EXERCISE DESCRIPTION: Among the entries below, which lines include the string "word"? Show each one.

::: SUPPLIED RECORDS

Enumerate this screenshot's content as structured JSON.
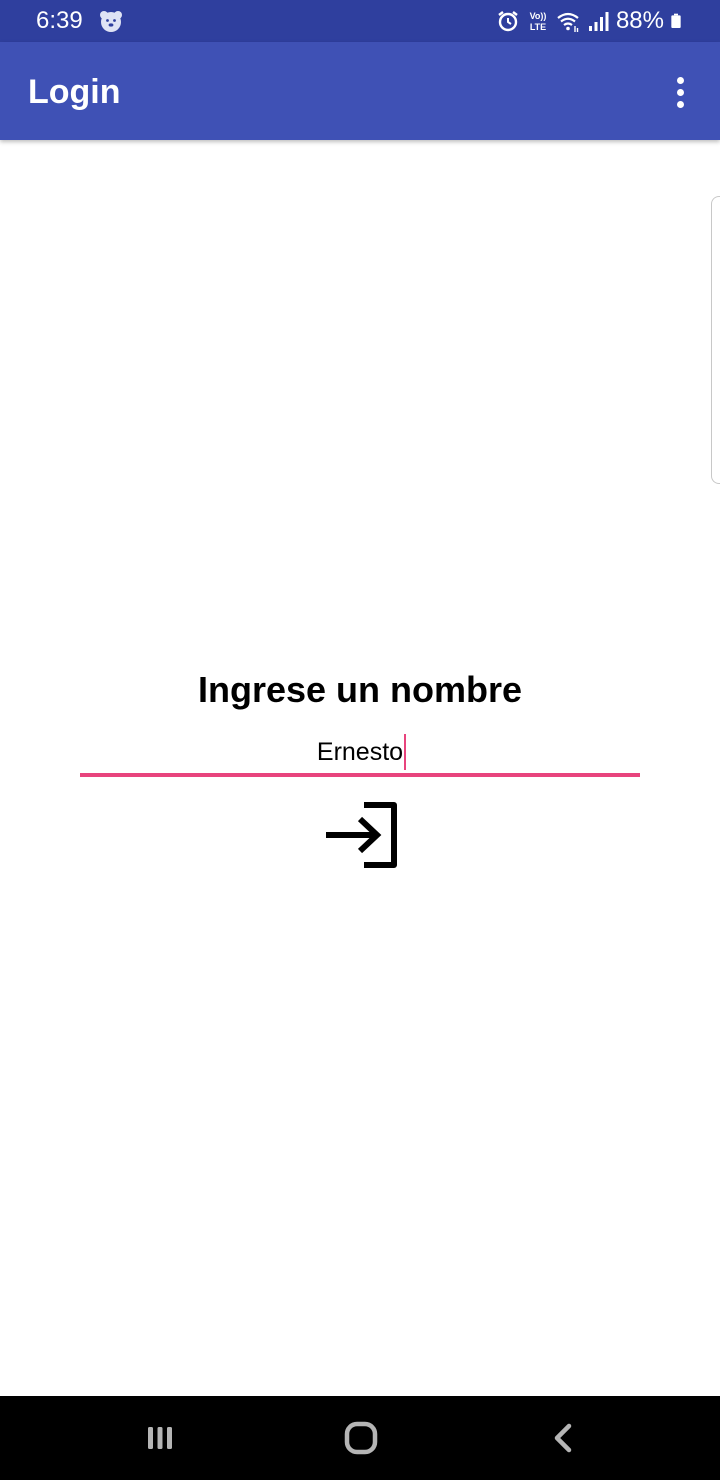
{
  "status_bar": {
    "time": "6:39",
    "battery": "88%",
    "left_icon": "notification-bear-icon",
    "right_icons": [
      "alarm-icon",
      "volte-icon",
      "wifi-icon",
      "signal-icon",
      "battery-icon"
    ],
    "volte_top": "Vo))",
    "volte_bottom": "LTE"
  },
  "app_bar": {
    "title": "Login",
    "menu_icon": "overflow-menu-icon",
    "color": "#3f51b5"
  },
  "main": {
    "prompt": "Ingrese un nombre",
    "name_input": {
      "value": "Ernesto",
      "accent_color": "#e8447d"
    },
    "login_button_icon": "login-icon"
  },
  "nav_bar": {
    "buttons": [
      "recents-icon",
      "home-icon",
      "back-icon"
    ]
  }
}
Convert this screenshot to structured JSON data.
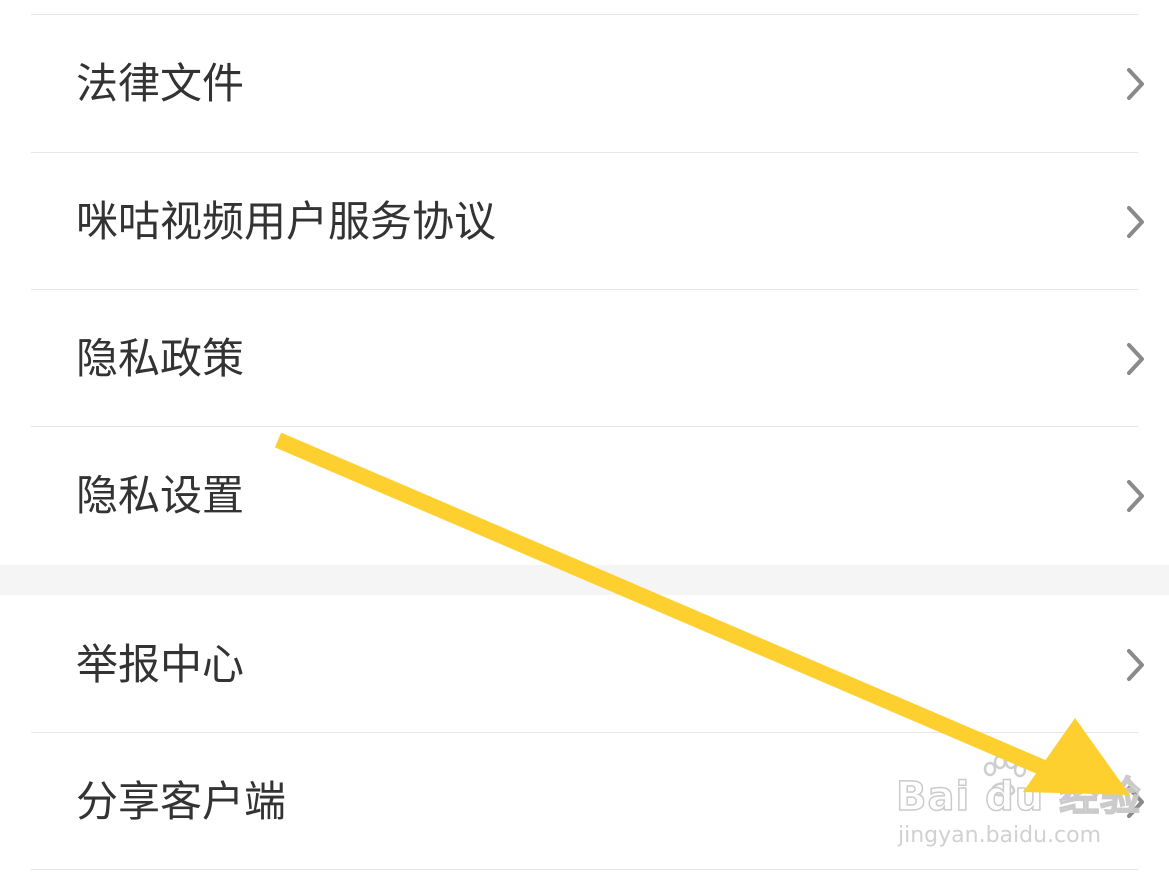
{
  "menu": {
    "items": [
      {
        "label": "法律文件"
      },
      {
        "label": "咪咕视频用户服务协议"
      },
      {
        "label": "隐私政策"
      },
      {
        "label": "隐私设置"
      },
      {
        "label": "举报中心"
      },
      {
        "label": "分享客户端"
      }
    ]
  },
  "icons": {
    "row_action": "chevron-right-icon",
    "annotation": "arrow-icon"
  },
  "watermark": {
    "brand": "Bai du 经验",
    "url": "jingyan.baidu.com"
  },
  "colors": {
    "annotation_arrow": "#FDD02F",
    "chevron": "#8a8a8a",
    "divider": "#e6e6e6",
    "section_gap": "#f5f5f5",
    "text": "#333333"
  }
}
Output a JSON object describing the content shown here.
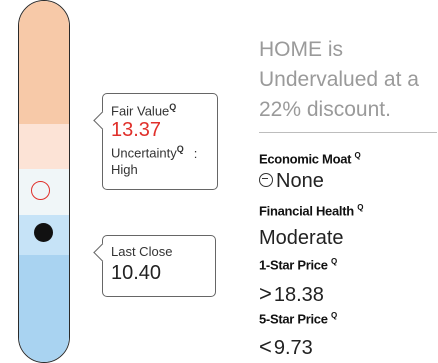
{
  "valuation": {
    "fair_value_label": "Fair Value",
    "fair_value": "13.37",
    "uncertainty_label": "Uncertainty",
    "uncertainty_sep": ":",
    "uncertainty_value": "High",
    "last_close_label": "Last Close",
    "last_close": "10.40",
    "q_mark": "Q"
  },
  "summary": {
    "headline": "HOME is Undervalued at a 22% discount."
  },
  "metrics": {
    "moat_label": "Economic Moat",
    "moat_value": "None",
    "health_label": "Financial Health",
    "health_value": "Moderate",
    "one_star_label": "1-Star Price",
    "one_star_symbol": ">",
    "one_star_value": "18.38",
    "five_star_label": "5-Star Price",
    "five_star_symbol": "<",
    "five_star_value": "9.73"
  },
  "colors": {
    "fair_value": "#e0302b",
    "overvalued_band": "#f7c9a8",
    "undervalued_band": "#a9d3f1"
  }
}
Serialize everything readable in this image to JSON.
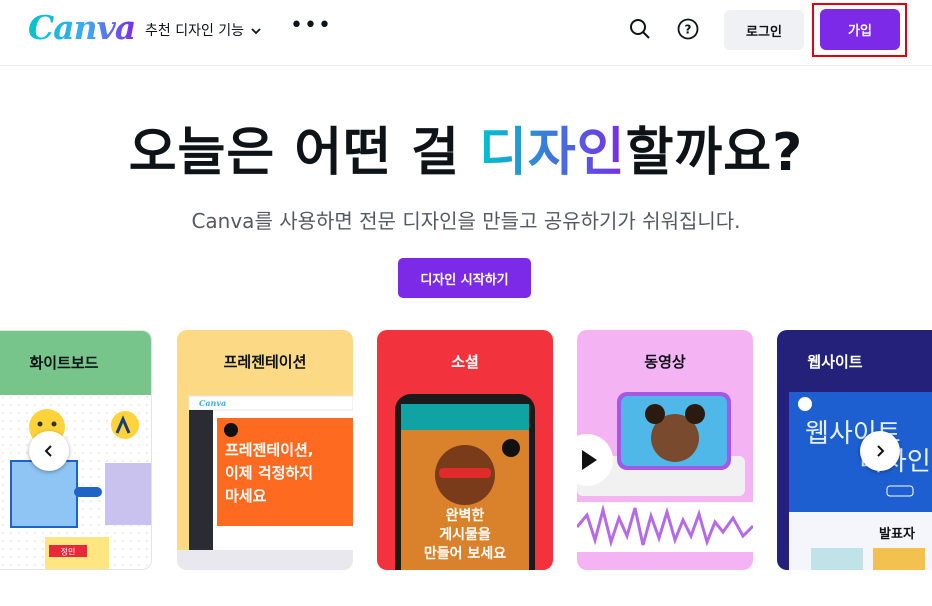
{
  "header": {
    "logo": "Canva",
    "features_menu": "추천 디자인 기능",
    "more": "•••",
    "login": "로그인",
    "signup": "가입"
  },
  "hero": {
    "title_before": "오늘은 어떤 걸 ",
    "title_highlight": "디자인",
    "title_after": "할까요?",
    "subtitle": "Canva를 사용하면 전문 디자인을 만들고 공유하기가 쉬워집니다.",
    "cta": "디자인 시작하기"
  },
  "cards": [
    {
      "title": "화이트보드",
      "sticky": "정민"
    },
    {
      "title": "프레젠테이션",
      "mini_logo": "Canva",
      "headline": "프레젠테이션, 이제 걱정하지 마세요"
    },
    {
      "title": "소셜",
      "headline": "완벽한 게시물을 만들어 보세요"
    },
    {
      "title": "동영상"
    },
    {
      "title": "웹사이트",
      "headline": "웹사이트 디자인",
      "section": "발표자"
    }
  ],
  "colors": {
    "brand_purple": "#7d2ae8",
    "whiteboard_header": "#77c58a",
    "presentation_bg": "#fcd985",
    "social_bg": "#f2333d",
    "video_bg": "#f4b4f3",
    "website_bg": "#23217a"
  }
}
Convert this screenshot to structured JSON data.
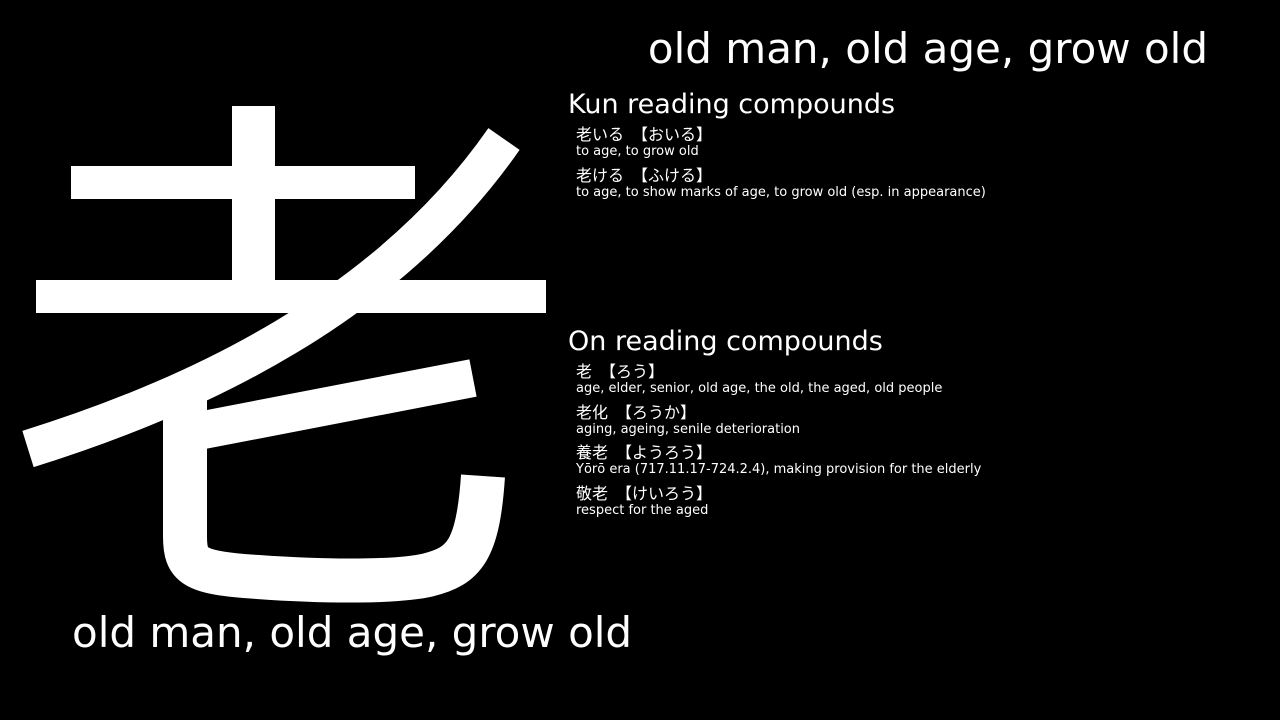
{
  "kanji": "老",
  "meaning_top": "old man, old age, grow old",
  "meaning_bottom": "old man, old age, grow old",
  "kun": {
    "heading": "Kun reading compounds",
    "items": [
      {
        "word": "老いる",
        "reading": "【おいる】",
        "gloss": "to age, to grow old"
      },
      {
        "word": "老ける",
        "reading": "【ふける】",
        "gloss": "to age, to show marks of age, to grow old (esp. in appearance)"
      }
    ]
  },
  "on": {
    "heading": "On reading compounds",
    "items": [
      {
        "word": "老",
        "reading": "【ろう】",
        "gloss": "age, elder, senior, old age, the old, the aged, old people"
      },
      {
        "word": "老化",
        "reading": "【ろうか】",
        "gloss": "aging, ageing, senile deterioration"
      },
      {
        "word": "養老",
        "reading": "【ようろう】",
        "gloss": "Yōrō era (717.11.17-724.2.4), making provision for the elderly"
      },
      {
        "word": "敬老",
        "reading": "【けいろう】",
        "gloss": "respect for the aged"
      }
    ]
  },
  "colors": {
    "background": "#000000",
    "text": "#ffffff"
  }
}
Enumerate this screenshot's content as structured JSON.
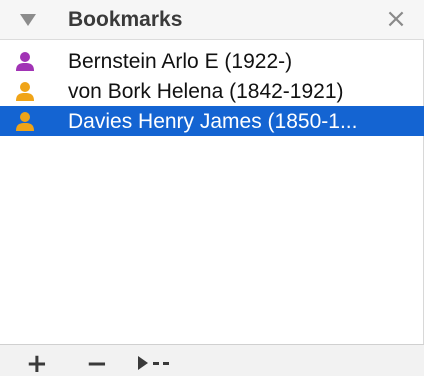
{
  "header": {
    "title": "Bookmarks",
    "close_glyph": "×",
    "disclosure_icon": "disclosure-triangle-icon"
  },
  "bookmarks": [
    {
      "label": "Bernstein Arlo E (1922-)",
      "icon": "person-icon",
      "icon_color": "#a133b5",
      "selected": false
    },
    {
      "label": "von Bork Helena (1842-1921)",
      "icon": "person-icon",
      "icon_color": "#f0a418",
      "selected": false
    },
    {
      "label": "Davies Henry James (1850-1...",
      "icon": "person-icon",
      "icon_color": "#f0a418",
      "selected": true
    }
  ],
  "footer": {
    "add_glyph": "+",
    "remove_glyph": "−",
    "action_icon": "action-menu-icon"
  },
  "colors": {
    "selection": "#1464d2",
    "header_bg": "#f6f6f6"
  }
}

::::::

TASK RESPONSE:
        "word": "老いる",
        "word": "老ける",
        "word": "老",
        "word": "老化",
        "word": "養老",
        "word": "敬老",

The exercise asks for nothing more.